### What the task requires
Whatever the data contains, copy all of it exactly.

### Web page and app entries
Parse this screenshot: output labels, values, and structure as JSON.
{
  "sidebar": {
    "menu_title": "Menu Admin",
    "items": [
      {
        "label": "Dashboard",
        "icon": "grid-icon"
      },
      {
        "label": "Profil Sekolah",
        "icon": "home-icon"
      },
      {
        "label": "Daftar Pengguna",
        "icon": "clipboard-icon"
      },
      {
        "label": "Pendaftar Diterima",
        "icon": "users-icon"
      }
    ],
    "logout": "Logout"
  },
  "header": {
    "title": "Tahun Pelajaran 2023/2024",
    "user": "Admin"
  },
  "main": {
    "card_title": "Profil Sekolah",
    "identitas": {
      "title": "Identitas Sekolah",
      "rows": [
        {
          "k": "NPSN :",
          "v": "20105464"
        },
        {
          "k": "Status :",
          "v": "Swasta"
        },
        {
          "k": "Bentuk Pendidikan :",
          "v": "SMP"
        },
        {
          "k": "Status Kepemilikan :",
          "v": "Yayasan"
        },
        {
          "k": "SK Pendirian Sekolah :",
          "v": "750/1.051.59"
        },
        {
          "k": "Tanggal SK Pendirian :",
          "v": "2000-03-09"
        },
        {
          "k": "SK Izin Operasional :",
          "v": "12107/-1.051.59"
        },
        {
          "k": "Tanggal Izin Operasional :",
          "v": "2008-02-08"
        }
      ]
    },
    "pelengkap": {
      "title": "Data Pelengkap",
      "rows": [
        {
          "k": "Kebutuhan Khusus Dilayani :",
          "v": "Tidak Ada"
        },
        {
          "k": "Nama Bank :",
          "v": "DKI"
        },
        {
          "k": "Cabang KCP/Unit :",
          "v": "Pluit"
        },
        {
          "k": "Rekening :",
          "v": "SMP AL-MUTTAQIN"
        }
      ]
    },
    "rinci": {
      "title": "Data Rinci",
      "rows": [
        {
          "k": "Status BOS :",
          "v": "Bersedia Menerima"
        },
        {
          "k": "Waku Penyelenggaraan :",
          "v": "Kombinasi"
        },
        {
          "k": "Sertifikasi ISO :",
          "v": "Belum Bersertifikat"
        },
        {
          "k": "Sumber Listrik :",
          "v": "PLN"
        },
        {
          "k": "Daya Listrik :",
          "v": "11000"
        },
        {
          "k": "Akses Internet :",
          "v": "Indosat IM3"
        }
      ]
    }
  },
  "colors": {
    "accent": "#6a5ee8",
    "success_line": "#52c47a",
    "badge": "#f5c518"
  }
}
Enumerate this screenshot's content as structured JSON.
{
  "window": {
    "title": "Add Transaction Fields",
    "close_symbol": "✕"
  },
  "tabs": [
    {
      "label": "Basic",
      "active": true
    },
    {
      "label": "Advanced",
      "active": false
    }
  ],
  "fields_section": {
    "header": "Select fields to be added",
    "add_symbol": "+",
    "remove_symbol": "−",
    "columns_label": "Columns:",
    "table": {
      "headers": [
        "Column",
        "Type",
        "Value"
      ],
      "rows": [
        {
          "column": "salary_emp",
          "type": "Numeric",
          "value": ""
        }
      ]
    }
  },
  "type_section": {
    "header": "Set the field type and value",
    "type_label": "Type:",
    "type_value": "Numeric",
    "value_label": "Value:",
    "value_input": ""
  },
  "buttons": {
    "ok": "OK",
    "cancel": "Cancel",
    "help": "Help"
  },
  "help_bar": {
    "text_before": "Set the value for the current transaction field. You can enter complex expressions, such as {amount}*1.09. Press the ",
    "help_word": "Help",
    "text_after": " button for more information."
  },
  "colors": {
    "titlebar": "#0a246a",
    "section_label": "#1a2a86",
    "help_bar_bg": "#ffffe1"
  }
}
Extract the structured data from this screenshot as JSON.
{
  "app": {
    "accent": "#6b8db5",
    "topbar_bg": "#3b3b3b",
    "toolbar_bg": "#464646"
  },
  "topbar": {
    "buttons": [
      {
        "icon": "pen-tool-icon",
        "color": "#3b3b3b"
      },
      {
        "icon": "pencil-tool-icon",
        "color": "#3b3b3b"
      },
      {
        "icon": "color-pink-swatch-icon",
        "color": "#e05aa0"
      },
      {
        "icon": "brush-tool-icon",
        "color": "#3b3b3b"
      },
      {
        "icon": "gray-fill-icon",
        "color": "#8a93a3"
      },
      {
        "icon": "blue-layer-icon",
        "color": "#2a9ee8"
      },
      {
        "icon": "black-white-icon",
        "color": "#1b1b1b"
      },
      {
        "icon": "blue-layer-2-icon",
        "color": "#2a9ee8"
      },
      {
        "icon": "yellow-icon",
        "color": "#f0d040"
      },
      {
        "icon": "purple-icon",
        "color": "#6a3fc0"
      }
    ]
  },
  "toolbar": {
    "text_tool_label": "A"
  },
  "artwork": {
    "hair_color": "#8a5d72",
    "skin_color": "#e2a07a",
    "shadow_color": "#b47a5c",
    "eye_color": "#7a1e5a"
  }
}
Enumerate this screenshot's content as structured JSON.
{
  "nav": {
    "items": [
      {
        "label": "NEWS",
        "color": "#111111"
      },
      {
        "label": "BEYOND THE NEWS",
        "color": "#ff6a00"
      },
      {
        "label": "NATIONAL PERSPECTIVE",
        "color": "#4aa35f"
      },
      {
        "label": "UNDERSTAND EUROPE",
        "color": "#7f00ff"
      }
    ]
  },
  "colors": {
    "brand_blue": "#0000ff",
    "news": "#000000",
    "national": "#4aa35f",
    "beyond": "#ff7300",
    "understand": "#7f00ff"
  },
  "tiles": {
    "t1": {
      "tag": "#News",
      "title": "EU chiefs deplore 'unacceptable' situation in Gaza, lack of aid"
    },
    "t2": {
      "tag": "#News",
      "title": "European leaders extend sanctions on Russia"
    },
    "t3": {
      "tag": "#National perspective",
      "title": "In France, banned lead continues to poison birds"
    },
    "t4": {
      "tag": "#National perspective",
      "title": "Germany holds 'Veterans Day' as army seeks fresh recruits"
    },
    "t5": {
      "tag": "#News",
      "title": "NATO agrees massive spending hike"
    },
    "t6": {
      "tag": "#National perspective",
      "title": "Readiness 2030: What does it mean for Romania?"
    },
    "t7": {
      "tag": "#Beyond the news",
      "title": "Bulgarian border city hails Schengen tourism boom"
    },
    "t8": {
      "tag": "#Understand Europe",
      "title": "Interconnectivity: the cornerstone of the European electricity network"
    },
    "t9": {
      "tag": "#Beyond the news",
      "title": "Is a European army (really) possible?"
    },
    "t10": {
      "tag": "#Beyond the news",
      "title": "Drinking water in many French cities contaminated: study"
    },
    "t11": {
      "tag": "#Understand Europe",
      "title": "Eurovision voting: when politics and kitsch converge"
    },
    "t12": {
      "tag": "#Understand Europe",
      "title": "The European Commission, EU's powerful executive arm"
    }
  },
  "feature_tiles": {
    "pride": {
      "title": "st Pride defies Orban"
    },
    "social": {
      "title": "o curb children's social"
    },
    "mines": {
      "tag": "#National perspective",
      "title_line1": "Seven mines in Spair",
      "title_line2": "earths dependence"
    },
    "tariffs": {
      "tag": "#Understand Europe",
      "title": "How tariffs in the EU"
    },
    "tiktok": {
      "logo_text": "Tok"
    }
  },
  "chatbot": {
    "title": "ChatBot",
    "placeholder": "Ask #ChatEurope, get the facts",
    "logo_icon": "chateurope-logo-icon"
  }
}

### Reply to the task
Parse this screenshot: output labels, values, and structure as JSON.
{
  "sidebar": {
    "menu_title": "Menu Admin",
    "items": [
      {
        "label": "Dashboard",
        "icon": "grid-icon"
      },
      {
        "label": "Profil Sekolah",
        "icon": "home-icon"
      },
      {
        "label": "Daftar Pengguna",
        "icon": "clipboard-icon"
      },
      {
        "label": "Pendaftar Diterima",
        "icon": "users-icon"
      }
    ],
    "logout": "Logout"
  },
  "header": {
    "title": "Tahun Pelajaran 2023/2024",
    "user": "Admin"
  },
  "main": {
    "card_title": "Profil Sekolah",
    "identitas": {
      "title": "Identitas Sekolah",
      "rows": [
        {
          "k": "NPSN :",
          "v": "20105464"
        },
        {
          "k": "Status :",
          "v": "Swasta"
        },
        {
          "k": "Bentuk Pendidikan :",
          "v": "SMP"
        },
        {
          "k": "Status Kepemilikan :",
          "v": "Yayasan"
        },
        {
          "k": "SK Pendirian Sekolah :",
          "v": "750/1.051.59"
        },
        {
          "k": "Tanggal SK Pendirian :",
          "v": "2000-03-09"
        },
        {
          "k": "SK Izin Operasional :",
          "v": "12107/-1.051.59"
        },
        {
          "k": "Tanggal Izin Operasional :",
          "v": "2008-02-08"
        }
      ]
    },
    "pelengkap": {
      "title": "Data Pelengkap",
      "rows": [
        {
          "k": "Kebutuhan Khusus Dilayani :",
          "v": "Tidak Ada"
        },
        {
          "k": "Nama Bank :",
          "v": "DKI"
        },
        {
          "k": "Cabang KCP/Unit :",
          "v": "Pluit"
        },
        {
          "k": "Rekening :",
          "v": "SMP AL-MUTTAQIN"
        }
      ]
    },
    "rinci": {
      "title": "Data Rinci",
      "rows": [
        {
          "k": "Status BOS :",
          "v": "Bersedia Menerima"
        },
        {
          "k": "Waku Penyelenggaraan :",
          "v": "Kombinasi"
        },
        {
          "k": "Sertifikasi ISO :",
          "v": "Belum Bersertifikat"
        },
        {
          "k": "Sumber Listrik :",
          "v": "PLN"
        },
        {
          "k": "Daya Listrik :",
          "v": "11000"
        },
        {
          "k": "Akses Internet :",
          "v": "Indosat IM3"
        }
      ]
    }
  },
  "colors": {
    "accent": "#6a5ee8",
    "success_line": "#52c47a",
    "badge": "#f5c518"
  }
}
Enumerate this screenshot's content as structured JSON.
{
  "window": {
    "title": "Add Transaction Fields",
    "close_symbol": "✕"
  },
  "tabs": [
    {
      "label": "Basic",
      "active": true
    },
    {
      "label": "Advanced",
      "active": false
    }
  ],
  "fields_section": {
    "header": "Select fields to be added",
    "add_symbol": "+",
    "remove_symbol": "−",
    "columns_label": "Columns:",
    "table": {
      "headers": [
        "Column",
        "Type",
        "Value"
      ],
      "rows": [
        {
          "column": "salary_emp",
          "type": "Numeric",
          "value": ""
        }
      ]
    }
  },
  "type_section": {
    "header": "Set the field type and value",
    "type_label": "Type:",
    "type_value": "Numeric",
    "value_label": "Value:",
    "value_input": ""
  },
  "buttons": {
    "ok": "OK",
    "cancel": "Cancel",
    "help": "Help"
  },
  "help_bar": {
    "text_before": "Set the value for the current transaction field. You can enter complex expressions, such as {amount}*1.09. Press the ",
    "help_word": "Help",
    "text_after": " button for more information."
  },
  "colors": {
    "titlebar": "#0a246a",
    "section_label": "#1a2a86",
    "help_bar_bg": "#ffffe1"
  }
}
Extract the structured data from this screenshot as JSON.
{
  "app": {
    "accent": "#6b8db5",
    "topbar_bg": "#3b3b3b",
    "toolbar_bg": "#464646"
  },
  "topbar": {
    "buttons": [
      {
        "icon": "pen-tool-icon",
        "color": "#3b3b3b"
      },
      {
        "icon": "pencil-tool-icon",
        "color": "#3b3b3b"
      },
      {
        "icon": "color-pink-swatch-icon",
        "color": "#e05aa0"
      },
      {
        "icon": "brush-tool-icon",
        "color": "#3b3b3b"
      },
      {
        "icon": "gray-fill-icon",
        "color": "#8a93a3"
      },
      {
        "icon": "blue-layer-icon",
        "color": "#2a9ee8"
      },
      {
        "icon": "black-white-icon",
        "color": "#1b1b1b"
      },
      {
        "icon": "blue-layer-2-icon",
        "color": "#2a9ee8"
      },
      {
        "icon": "yellow-icon",
        "color": "#f0d040"
      },
      {
        "icon": "purple-icon",
        "color": "#6a3fc0"
      }
    ]
  },
  "toolbar": {
    "text_tool_label": "A"
  },
  "artwork": {
    "hair_color": "#8a5d72",
    "skin_color": "#e2a07a",
    "shadow_color": "#b47a5c",
    "eye_color": "#7a1e5a"
  }
}
Enumerate this screenshot's content as structured JSON.
{
  "nav": {
    "items": [
      {
        "label": "NEWS",
        "color": "#111111"
      },
      {
        "label": "BEYOND THE NEWS",
        "color": "#ff6a00"
      },
      {
        "label": "NATIONAL PERSPECTIVE",
        "color": "#4aa35f"
      },
      {
        "label": "UNDERSTAND EUROPE",
        "color": "#7f00ff"
      }
    ]
  },
  "colors": {
    "brand_blue": "#0000ff",
    "news": "#000000",
    "national": "#4aa35f",
    "beyond": "#ff7300",
    "understand": "#7f00ff"
  },
  "tiles": {
    "t1": {
      "tag": "#News",
      "title": "EU chiefs deplore 'unacceptable' situation in Gaza, lack of aid"
    },
    "t2": {
      "tag": "#News",
      "title": "European leaders extend sanctions on Russia"
    },
    "t3": {
      "tag": "#National perspective",
      "title": "In France, banned lead continues to poison birds"
    },
    "t4": {
      "tag": "#National perspective",
      "title": "Germany holds 'Veterans Day' as army seeks fresh recruits"
    },
    "t5": {
      "tag": "#News",
      "title": "NATO agrees massive spending hike"
    },
    "t6": {
      "tag": "#National perspective",
      "title": "Readiness 2030: What does it mean for Romania?"
    },
    "t7": {
      "tag": "#Beyond the news",
      "title": "Bulgarian border city hails Schengen tourism boom"
    },
    "t8": {
      "tag": "#Understand Europe",
      "title": "Interconnectivity: the cornerstone of the European electricity network"
    },
    "t9": {
      "tag": "#Beyond the news",
      "title": "Is a European army (really) possible?"
    },
    "t10": {
      "tag": "#Beyond the news",
      "title": "Drinking water in many French cities contaminated: study"
    },
    "t11": {
      "tag": "#Understand Europe",
      "title": "Eurovision voting: when politics and kitsch converge"
    },
    "t12": {
      "tag": "#Understand Europe",
      "title": "The European Commission, EU's powerful executive arm"
    }
  },
  "feature_tiles": {
    "pride": {
      "title": "st Pride defies Orban"
    },
    "social": {
      "title": "o curb children's social"
    },
    "mines": {
      "tag": "#National perspective",
      "title_line1": "Seven mines in Spair",
      "title_line2": "earths dependence"
    },
    "tariffs": {
      "tag": "#Understand Europe",
      "title": "How tariffs in the EU"
    },
    "tiktok": {
      "logo_text": "Tok"
    }
  },
  "chatbot": {
    "title": "ChatBot",
    "placeholder": "Ask #ChatEurope, get the facts",
    "logo_icon": "chateurope-logo-icon"
  }
}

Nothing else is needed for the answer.